While some educators might extol its benefits, consider the words of this parent: "Invariably, it would be the same students who took on the majority of the workload to see that the job was done, because the whole group received the same grade. This cooperative grouping, intended to help slower students and to make leaders of faster students, in fact caused resentment when reality hit that not everyone carries the same load."

Students who are forced to carry the weight for the whole group indeed grow frustrated. Consider this student's group experience: "I was forced to work with the group, at their pace, or face disciplinary actions. I found that if I disagreed with the group, I could not voice my opinion or I would quickly be hushed ... . The teachers were quick to 'correct' me and forced me to work only for my group as a whole."

What was this student learning from her cooperative learning experience? That she had to slow down the pace of her learning and that she could not challenge the group, or she would be punished. Although this is but one example, we have to ask: Are these the sorts of lessons we want our children to learn?

Prof. Marian Matthews (Study done with College students?) has conducted two extensive studies on the impact of cooperative learning groups and high ability students. She found that students "resent having to explain the material to students who won't listen to them." She states that high-ability or highly motivated students often find that they must "do all the work," resulting in negative attitudes toward other group members. However, when working in like-ability cooperative groups, such students tend to develop the positive attitudes and gain the social benefits attached to group interactions.

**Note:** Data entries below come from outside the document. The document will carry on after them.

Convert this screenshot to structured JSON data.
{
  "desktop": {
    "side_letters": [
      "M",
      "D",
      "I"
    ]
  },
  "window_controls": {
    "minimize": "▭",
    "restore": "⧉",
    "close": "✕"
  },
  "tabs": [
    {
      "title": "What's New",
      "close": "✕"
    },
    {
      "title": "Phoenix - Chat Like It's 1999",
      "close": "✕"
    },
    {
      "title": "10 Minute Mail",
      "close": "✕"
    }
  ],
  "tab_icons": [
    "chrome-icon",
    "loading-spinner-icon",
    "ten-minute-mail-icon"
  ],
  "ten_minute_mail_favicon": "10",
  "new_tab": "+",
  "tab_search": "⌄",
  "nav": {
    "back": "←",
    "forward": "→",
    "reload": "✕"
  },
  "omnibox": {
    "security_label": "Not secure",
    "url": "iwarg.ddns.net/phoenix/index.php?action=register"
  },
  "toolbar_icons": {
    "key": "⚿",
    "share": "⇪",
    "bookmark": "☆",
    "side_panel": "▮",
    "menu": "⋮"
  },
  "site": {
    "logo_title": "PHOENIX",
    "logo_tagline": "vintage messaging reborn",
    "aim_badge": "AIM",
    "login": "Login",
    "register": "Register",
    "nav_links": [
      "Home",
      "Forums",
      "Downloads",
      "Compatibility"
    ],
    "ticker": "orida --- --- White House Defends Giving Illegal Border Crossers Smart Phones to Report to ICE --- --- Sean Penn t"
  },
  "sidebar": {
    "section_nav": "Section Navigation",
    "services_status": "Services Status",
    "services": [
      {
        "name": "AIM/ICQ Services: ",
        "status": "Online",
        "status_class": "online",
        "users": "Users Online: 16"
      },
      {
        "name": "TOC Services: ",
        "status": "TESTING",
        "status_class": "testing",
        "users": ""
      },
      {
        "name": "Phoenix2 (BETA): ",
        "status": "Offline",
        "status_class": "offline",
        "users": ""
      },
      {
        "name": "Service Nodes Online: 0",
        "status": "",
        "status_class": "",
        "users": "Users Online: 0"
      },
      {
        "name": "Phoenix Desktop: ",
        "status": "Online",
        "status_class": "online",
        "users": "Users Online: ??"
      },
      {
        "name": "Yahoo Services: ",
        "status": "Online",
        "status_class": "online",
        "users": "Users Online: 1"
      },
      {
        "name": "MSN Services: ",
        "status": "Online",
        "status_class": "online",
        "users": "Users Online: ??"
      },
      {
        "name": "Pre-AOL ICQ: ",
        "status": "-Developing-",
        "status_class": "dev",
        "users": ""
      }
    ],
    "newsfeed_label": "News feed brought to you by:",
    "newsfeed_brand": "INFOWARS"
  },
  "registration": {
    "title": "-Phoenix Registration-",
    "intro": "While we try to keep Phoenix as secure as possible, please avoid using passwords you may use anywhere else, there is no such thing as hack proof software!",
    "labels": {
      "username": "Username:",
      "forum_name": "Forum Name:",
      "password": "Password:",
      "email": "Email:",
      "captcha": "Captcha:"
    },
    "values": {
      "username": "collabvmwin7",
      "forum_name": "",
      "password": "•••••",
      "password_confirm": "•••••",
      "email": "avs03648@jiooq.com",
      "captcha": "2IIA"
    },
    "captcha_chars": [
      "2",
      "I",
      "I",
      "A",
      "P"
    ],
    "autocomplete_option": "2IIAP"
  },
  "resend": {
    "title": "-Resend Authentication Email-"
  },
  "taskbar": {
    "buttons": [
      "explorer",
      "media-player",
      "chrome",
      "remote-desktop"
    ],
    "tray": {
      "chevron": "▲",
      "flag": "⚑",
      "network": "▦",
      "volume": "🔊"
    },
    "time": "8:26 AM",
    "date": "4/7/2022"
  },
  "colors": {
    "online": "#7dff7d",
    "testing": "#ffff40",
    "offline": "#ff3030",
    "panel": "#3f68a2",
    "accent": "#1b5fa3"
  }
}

I have heard similar comments from parents from Minnesota and across the country as they have sent letters and e-mails in response to my book.

But perhaps some educators support this practice because they think there is clear and unequivocal evidence that it promotes higher levels of academic achievement. Unfortunately for them, recent data suggest that its overuse is having a detrimental effect on student learning, at least in math. The 2000 National Assessment of Education Progress assessed math achievement among American students in grades 4, 8 and 12. Students in grades 4 and 8 who worked in a group to solve their math problems on a daily or weekly basis posted lower math achievement than those who did so on a monthly basis. The report concludes that students "generally seem to perform best when certain classroom activities were engaged in on a moderate basis, rather than on a daily basis."

So can the effects of social loafing be eliminated, or at least controlled? Research from social psychologists and others indicates that when group members know that their work can be individually identified, social loafing is lessened. The reality of individual evaluation provides an incentive for individuals to strive for peak performance. The lesson here is that educators need to look outside of education to other fields if they truly want a full picture regarding educational issues.

Should cooperative learning be eliminated? No -- but neither should it be used indiscriminately and embraced as the "be-all" and "end-all" of educational strategies. This practice should be used in moderation, and with the expectation that all individuals will be held accountable for their performance.

Cheri Pierson Yecke, Minnesota's commissioner of education, is author of the book "The War Against Excellence" (2003, Praeger Publishers).